You are let off the hook when someone feels like letting you off the hook, based solely on whether that someone thinks you can help them do something, or feel good about themselves. It is an entirely capricious matter. Some people get let up, and others dont not by virtue of morality, but by the vicissitudes of practicality.

In short, Guillermo Mota is back with the Giants because the Giants need his fastball. Why you would think otherwise is an exercise in the art of the daft. The Giants arent for or against PEDs theyre for winning and against losing. Like every other sports team ever.

If you are of the mind that sports should be clean here and forever, change the penalties. Players are banned for life, and every team that employs a player who gets caught gets fined a percentage of its annual gross revenues. That way, nobody has an incentive to chase down the perfect testosterone martini.

Sure, that wont be a measure of ethics or morality but of brute force. But isnt that truly and realistically the essence of sports in America, from the owners suite to the trainers room?

Cubs, Indians name starting pitchers for Game 1 of World Series


Cubs, Indians name starting pitchers for Game 1 of World Series

World Series ace Jon Lester is all set to start Game 1 for the Chicago Cubs.

Lester will be fully rested when he pitches Tuesday night at Cleveland. Corey Kluber will start for the Indians.

The 32-year-old lefty is 2-0 in three starts during this postseason, with wins over the Giants and Dodgers in the NL playoffs. He was 19-5 during the regular season.

Lester is 3-0 in three starts in the World Series with a sparkling 0.43 ERA. He helped the Boston Red Sox win championships in 2007 and 2013.
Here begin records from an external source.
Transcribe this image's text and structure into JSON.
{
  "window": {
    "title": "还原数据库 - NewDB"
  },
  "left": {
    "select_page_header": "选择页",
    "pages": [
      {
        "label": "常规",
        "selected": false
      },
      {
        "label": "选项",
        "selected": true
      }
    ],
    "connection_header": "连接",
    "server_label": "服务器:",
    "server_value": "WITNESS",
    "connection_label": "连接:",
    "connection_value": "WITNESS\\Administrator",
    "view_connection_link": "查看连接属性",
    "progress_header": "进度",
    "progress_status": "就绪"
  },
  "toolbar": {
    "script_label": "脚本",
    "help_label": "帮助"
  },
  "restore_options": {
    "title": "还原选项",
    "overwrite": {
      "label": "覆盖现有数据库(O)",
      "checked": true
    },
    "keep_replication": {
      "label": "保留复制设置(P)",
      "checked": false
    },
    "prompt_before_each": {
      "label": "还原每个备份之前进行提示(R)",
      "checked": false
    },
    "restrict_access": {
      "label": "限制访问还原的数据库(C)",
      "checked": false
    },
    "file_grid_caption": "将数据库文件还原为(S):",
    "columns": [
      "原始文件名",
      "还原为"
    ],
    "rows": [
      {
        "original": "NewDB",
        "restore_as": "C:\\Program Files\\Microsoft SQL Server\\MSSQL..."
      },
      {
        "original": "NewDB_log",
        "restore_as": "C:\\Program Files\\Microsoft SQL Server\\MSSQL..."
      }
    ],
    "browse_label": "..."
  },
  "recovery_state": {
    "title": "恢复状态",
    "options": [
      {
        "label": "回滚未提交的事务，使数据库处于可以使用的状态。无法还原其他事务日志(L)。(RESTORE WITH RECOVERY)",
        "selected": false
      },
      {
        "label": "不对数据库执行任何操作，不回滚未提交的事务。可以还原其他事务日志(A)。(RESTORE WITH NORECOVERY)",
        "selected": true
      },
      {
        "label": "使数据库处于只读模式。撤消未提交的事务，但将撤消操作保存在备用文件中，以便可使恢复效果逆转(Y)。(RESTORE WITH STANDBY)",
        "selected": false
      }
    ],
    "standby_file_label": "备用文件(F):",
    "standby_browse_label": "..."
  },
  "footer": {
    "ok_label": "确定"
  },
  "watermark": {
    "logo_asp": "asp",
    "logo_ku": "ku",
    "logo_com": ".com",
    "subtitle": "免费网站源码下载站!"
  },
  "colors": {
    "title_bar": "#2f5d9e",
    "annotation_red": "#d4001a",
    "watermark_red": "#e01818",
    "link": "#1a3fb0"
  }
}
Cubs manager Joe Maddon says Lester is "really, really in the moment" right now.


Indians ace Corey Kluber will start Game 1 of the World Series against the Chicago Cubs.

Manager Terry Francona said Sunday that he will go with Kluber, an 18-ame winner during the regular season, in the opener on Tuesday night. The right-hander is 2-1 with a 0.98 ERA in his first postseason.

Francona has right-handers Trevor Bauer and Josh Tomlin penciled in for Games 2 and 3, respectively. The order could change depending on how Bauer's injured right pinkie heals over the next few days.

Bauer's start in the AL Championship Series lasted less than one inning after his pinkie began bleeding against Toronto. He injured his finger when he sliced it open while repairing a drone.

Also, injured starter Danny Salazar could be available against the Cubs. Salazar hasn't pitched since Sept. 9 because of forearm tightness but he's made major progress in the past week and could be on the World Series roster.

How Cubs beat Kershaw to move on to World Series

How Cubs beat Kershaw to move on to World Series

Two quick runs off the best pitcher on the planet on Saturday night afforded the Cubs exactly what they needed to snap a 71-year-old drought.

Already confident after consecutive offensive outbursts in the previous two games, a two-run first inning against Clayton Kershaw had Cubs hitters in a positive frame of mind.

They rode the surprising rally and a dominant performance by Kyle Hendricks to a 5-0 victory over the Los Angeles Dodgers at Wrigley Field in Game 6 of the National League Championship Series. The win earned the Cubs their first NL pennant since 1945 and on Tuesday night they’ll seek their first World Series title since 1908 when they face the Cleveland Indians in Game 1.

“It’s huge for the confidence, the positive momentum from LA, to carry over back home,” left fielder Ben Zobrist said. “Those were the biggest moments in the game early on to help everybody keep pushing and that we got this thing -- that we’re in charge of the game early. That’s a huge momentum builder.”

The Cubs did a little bit of everything in the first inning against Kershaw, who dominated them for seven scoreless frames in a 1-0 Dodgers victory in Game 2 on Sunday night. Some hitters took a more aggressive approach against the three-time NL Cy Young winner while others remained patient. The one constant throughout the 30-pitch frame was that Cubs hitters took advantage whenever Kershaw made a mistake.